The museum’s first show, Louis Comfort Tiffany: Treasures from the Driehaus Collection, was orchestrated by veteran curator David Hanks. Although exhibitions often draw from Driehaus holdings, the museum has also welcomed traveling shows, such as the New-York Historical Society’s Beauty’s Legacy: Gilded Age Portraits in America and The Art of Seating: 200 Years of American Design, organized by the Museum of Contemporary Art, Jacksonville and the Thomas H. and Diane DeMell Jacobsen PhD Foundation. The museum’s own shows have traveled as well. “The exhibitions, along with their companion publications, helped the museum gain the respect of our peers and increased awareness of the museum in Chicago and across the country,” Dubé- Scherr says.
Like any individual of pronounced passions, Driehaus had his quirks. “He had a particular style of bidding, that I named the Statue of Liberty,” Kuharic says. “Paddle held firmly aloft in his right hand at the first bid and continuously until the bid had either surpassed his comfort level, or he prevailed. He thought that by coming in early and doing so, that would intimidate the competition.”
“Anyone who knew Richard was aware of his deep interest in lighting,” says Dubé-Scherr. “We spent many hours discussing the ‘perfect’ lighting levels in the museum. Richard felt the lighting should be experiential, meaning very low, as it would have been during the 1880s. However, for safety reasons, it needed to be a little brighter. We ended up having a setting we affectionately called ‘Richard lighting.’ When we knew he was coming over for a visit from his office across the street, we would push the ‘Richard lighting’ button and in an instant, the lighting would adjust to his preferred level. He knew we had these two levels, but never said a word.”

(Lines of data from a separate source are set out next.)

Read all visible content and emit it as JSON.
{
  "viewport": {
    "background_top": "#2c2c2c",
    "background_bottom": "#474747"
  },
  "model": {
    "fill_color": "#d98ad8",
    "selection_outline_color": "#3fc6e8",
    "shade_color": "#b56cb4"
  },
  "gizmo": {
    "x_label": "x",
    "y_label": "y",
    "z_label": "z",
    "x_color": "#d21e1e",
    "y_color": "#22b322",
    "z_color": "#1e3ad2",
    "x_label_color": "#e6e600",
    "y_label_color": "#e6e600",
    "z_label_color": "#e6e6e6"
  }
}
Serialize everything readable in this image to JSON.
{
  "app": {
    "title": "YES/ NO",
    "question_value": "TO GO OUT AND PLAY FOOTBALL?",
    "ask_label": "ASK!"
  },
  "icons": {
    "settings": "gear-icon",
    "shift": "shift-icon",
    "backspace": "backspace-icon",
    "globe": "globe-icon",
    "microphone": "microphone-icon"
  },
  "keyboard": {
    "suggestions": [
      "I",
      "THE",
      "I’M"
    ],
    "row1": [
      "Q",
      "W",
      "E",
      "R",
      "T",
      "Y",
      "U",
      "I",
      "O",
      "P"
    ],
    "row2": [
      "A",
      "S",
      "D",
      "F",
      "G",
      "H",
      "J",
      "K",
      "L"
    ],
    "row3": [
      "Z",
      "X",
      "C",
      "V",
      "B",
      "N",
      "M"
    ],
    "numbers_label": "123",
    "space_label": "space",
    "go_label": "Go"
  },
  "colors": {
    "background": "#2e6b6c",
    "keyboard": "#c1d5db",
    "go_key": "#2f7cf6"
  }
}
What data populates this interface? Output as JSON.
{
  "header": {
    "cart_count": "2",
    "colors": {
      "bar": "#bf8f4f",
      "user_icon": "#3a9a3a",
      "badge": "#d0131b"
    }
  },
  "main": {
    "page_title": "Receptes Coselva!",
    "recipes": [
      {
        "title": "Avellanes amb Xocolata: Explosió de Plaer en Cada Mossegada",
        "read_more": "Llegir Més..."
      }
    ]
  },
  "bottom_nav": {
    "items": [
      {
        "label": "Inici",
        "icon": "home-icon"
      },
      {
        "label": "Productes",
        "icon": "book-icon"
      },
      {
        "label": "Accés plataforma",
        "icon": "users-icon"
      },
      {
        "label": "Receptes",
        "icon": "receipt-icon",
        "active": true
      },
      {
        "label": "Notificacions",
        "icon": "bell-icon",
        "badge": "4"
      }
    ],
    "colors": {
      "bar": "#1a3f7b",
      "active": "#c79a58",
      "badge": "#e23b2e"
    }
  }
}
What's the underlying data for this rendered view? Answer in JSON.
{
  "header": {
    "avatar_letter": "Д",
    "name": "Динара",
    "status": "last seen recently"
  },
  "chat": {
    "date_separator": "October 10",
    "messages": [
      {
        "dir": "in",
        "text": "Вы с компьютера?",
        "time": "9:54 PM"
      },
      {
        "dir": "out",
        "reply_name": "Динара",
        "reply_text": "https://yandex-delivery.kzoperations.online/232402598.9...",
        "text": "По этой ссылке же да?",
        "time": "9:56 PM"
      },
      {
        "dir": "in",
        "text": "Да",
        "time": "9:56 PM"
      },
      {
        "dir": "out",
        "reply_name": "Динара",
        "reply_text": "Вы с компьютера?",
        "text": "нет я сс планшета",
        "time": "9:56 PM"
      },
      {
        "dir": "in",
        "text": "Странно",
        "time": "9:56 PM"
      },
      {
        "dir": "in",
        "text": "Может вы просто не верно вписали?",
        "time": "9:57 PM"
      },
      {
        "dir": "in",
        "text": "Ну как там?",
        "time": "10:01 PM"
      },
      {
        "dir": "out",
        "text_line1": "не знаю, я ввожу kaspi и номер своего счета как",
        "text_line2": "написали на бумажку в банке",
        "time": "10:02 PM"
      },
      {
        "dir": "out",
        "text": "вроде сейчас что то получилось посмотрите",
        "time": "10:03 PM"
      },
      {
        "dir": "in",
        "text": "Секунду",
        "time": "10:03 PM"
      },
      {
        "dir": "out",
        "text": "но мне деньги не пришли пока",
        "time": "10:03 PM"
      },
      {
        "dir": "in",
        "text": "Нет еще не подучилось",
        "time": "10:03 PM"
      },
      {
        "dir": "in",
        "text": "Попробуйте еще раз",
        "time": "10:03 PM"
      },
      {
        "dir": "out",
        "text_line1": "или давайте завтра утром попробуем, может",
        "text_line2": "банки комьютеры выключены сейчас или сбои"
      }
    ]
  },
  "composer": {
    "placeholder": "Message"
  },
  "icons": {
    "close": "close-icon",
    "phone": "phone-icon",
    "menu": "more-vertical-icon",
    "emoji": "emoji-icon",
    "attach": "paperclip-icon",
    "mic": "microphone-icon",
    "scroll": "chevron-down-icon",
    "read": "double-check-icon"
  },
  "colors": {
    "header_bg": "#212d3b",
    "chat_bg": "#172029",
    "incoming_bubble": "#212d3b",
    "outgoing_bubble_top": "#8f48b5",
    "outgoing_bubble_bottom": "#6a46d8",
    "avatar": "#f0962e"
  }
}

With the exception of his considerable automobile collection, which included a 1948 Tucker and a 1966 Corvette 427, Driehaus usually didn’t venture much past the 1930s with his acquisitions. As he laughingly remarked, “I think people who collect modern art probably don’t live long.” But his philanthropy reached far and wide in Chicago, from small grants to dance companies to the $30 million he gave his alma mater, DePaul University’s business school. His love of historic architecture not only led him to acquire as his business headquarters the Richardsonian Romanesque Ransom Cable mansion (built 1885–1886) designed by Cobb and Frost, but to establish the Richard H. Driehaus Prize. Administered through the University of Notre Dame, the $200,000 prize is awarded annually to “a living architect whose work embodies the highest ideals of traditional and classical architecture in contemporary society, and creates a positive cultural, environmental, and artistic impact.” Berlin’s Sebastian Treese was honored earlier this year. Previous recipients include Robert A. M. Stern, Michael Graves, and Andrés Duany and Elizabeth Plater-Zyberk.
A highly personable fellow with an outrageously loud laugh that came out of nowhere, Driehaus was essentially a modest man. Even the big birthday bash he threw for himself each July at his weekend estate in Wisconsin was more about the enjoyment of his thousand-plus guests than it was about him. He loved making an entrance (once on the back of an elephant) and always got up and spoke—sometimes emotionally—about hard work and success, but the evening, with its fireworks and entertainment (Diana Ross performed at his last party, in 2019), was always extraordinarily good fun, with not a whiff of homage about it.